But today's research found that, in its first year, "NHS 111 did not deliver the expected system benefits of reducing calls to the 999 ambulance service or shifting patients to urgent rather than emergency care".
The experts said there is potential that this type of service actually creates rather than reduces demand for urgent care.
The 111 service is a freephone number for patients with urgent, but not life-threatening symptoms.
The phone line operates 24-hours a day, seven days a week, although its busiest periods tend to be out-of-hours when local GPs are not available.
It was designed to replace NHS Direct and is run by different organisations in each area, including private companies and ambulance trusts.
The service has been beset by problems since its launch, with reports of patients facing long waits for advice and emergency services being inundated with patients who have been either incorrectly referred by 111 or unable to get any help at all.
Some 111 services apparently had problems answering calls within a 60-second target, while some doctors who received referrals from 111 said patients had been sent to the wrong services.
The service is operated by non-medical staff who have received training and who have support from nurse advisers.
Today's research from the University of Sheffield, published in the journal BMJ Open, involved detailed analysis of four pilot sites set up to run the 111 service, covering 3.6 million people in England, and 36 months of data.
Overall, NHS 111 triaged 277,163 calls in the first year of operation for a population of 1.8 million.
The researchers found "no evidence that NHS 111 changed use of most of the emergency and urgent care services" while there was "an increase in numbers of emergency ambulances sent to patients".
The experts said a system designed to be used by handlers without clinical expertise will inevitably err on the side of caution and might offer less flexibility than one designed for clinicians.
In the accompanying podcast, the lead author suggests this issue may resolve as the service matures and the handlers gain more confidence.
NHS 111 also offers an easily remembered number, the authors added.
The authors of the study said there was an increase in activity overall in the emergency and urgent care system, and it was expected this increase would stay the same even when the full roll-out of NHS 111 was complete.
But the Department of Health insisted the study findings did not reflect the current state of 111.
A spokesman said: "This study does not represent how NHS 111 is performing now. It was undertaken when NHS 111 was being piloted and was available to just a small proportion of the population.
"We have backed the service with a £15m fund to support it over winter. NHS 111 now deals with more than half a million calls a month and 97% of them are answered in under a minute.
"We are looking in detail at Sir Bruce Keogh's recommendation to enhance NHS 111, so it provides even more expert advice and personalised care over the phone, to give people a quicker, more effective service and also help with the demand on our hospitals by supporting patients at home where possible."
Shadow health secretary Andy Burnham said:"2013 has been the worst year in a decade in A&E.
"It is a crisis of David Cameron's own making and proof that you cannot trust the Tories with the NHS.
"It is clear that Cameron's decision to scrap NHS Direct, and replace nurses with call handlers, has added to the pressure on A&E.

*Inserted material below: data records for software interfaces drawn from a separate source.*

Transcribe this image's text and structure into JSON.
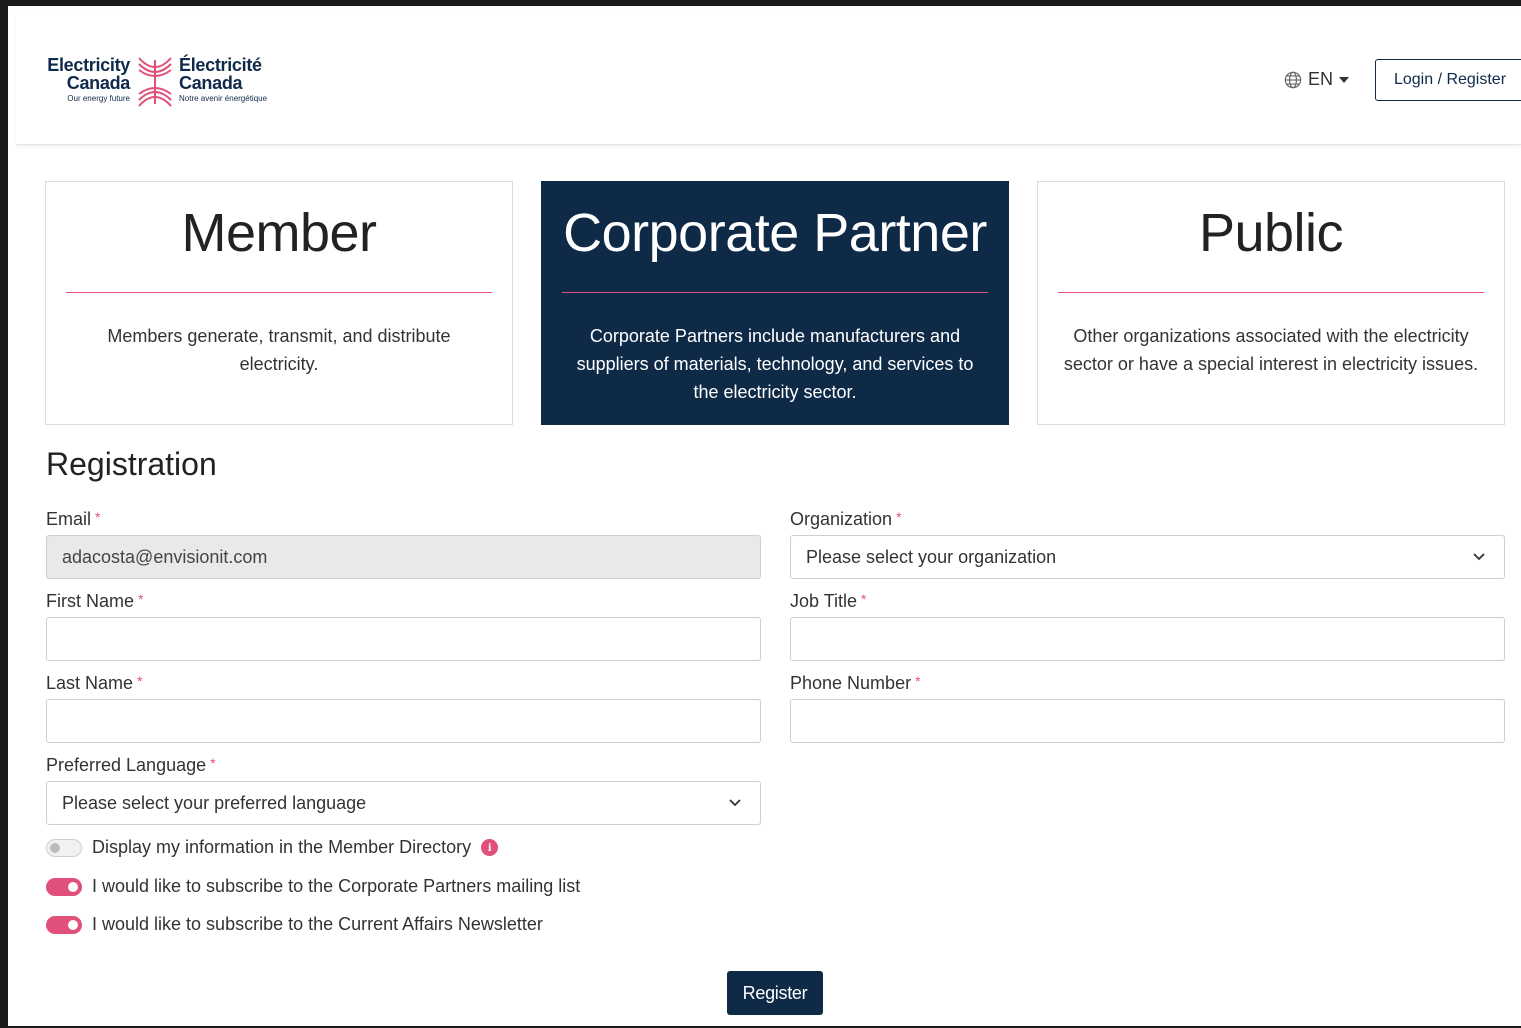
{
  "header": {
    "logo": {
      "en_name_line1": "Electricity",
      "en_name_line2": "Canada",
      "en_tagline": "Our energy future",
      "fr_name_line1": "Électricité",
      "fr_name_line2": "Canada",
      "fr_tagline": "Notre avenir énergétique"
    },
    "language": "EN",
    "login_register": "Login / Register"
  },
  "cards": [
    {
      "title": "Member",
      "description": "Members generate, transmit, and distribute electricity.",
      "active": false
    },
    {
      "title": "Corporate Partner",
      "description": "Corporate Partners include manufacturers and suppliers of materials, technology, and services to the electricity sector.",
      "active": true
    },
    {
      "title": "Public",
      "description": "Other organizations associated with the electricity sector or have a special interest in electricity issues.",
      "active": false
    }
  ],
  "registration": {
    "title": "Registration",
    "required_marker": "*",
    "email": {
      "label": "Email",
      "value": "adacosta@envisionit.com"
    },
    "organization": {
      "label": "Organization",
      "value": "Please select your organization"
    },
    "first_name": {
      "label": "First Name",
      "value": ""
    },
    "job_title": {
      "label": "Job Title",
      "value": ""
    },
    "last_name": {
      "label": "Last Name",
      "value": ""
    },
    "phone_number": {
      "label": "Phone Number",
      "value": ""
    },
    "preferred_language": {
      "label": "Preferred Language",
      "value": "Please select your preferred language"
    },
    "toggles": [
      {
        "label": "Display my information in the Member Directory",
        "on": false,
        "info": true
      },
      {
        "label": "I would like to subscribe to the Corporate Partners mailing list",
        "on": true,
        "info": false
      },
      {
        "label": "I would like to subscribe to the Current Affairs Newsletter",
        "on": true,
        "info": false
      }
    ],
    "submit_label": "Register"
  },
  "colors": {
    "navy": "#0e2a47",
    "accent_pink": "#e0507a",
    "readonly_bg": "#e8e9eb"
  },
  "icons": {
    "globe": "globe-icon",
    "caret": "caret-down-icon",
    "chevron": "chevron-down-icon",
    "info": "info-icon"
  }
}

"It was a major mistake that he now needs to put right.
"He should implement without delay Bruce Keogh's call for a return to an NHS Direct-style service with clinicians, not computers, making the decisions."
An NHS spokesman said the study is "significantly out of date" and "is not directly comparable to the current 111 service."
He added: "The Sheffield study looked a very low volume of calls. Only 400,000 calls were offered to 111 for the first year of the study, whereas 111 is now being offered around 600,000 calls a month.
"There is now no evidence that 111 is increasing A&E attendances - in fact attendances in areas with 111 for the most recent 12 months compared to 12 months earlier is down by 0.2%.
"Ambulances dispatched from 111 transport the same proportion of patients to hospital as those dispatched by 999 - showing the service is appropriately sending ambulances."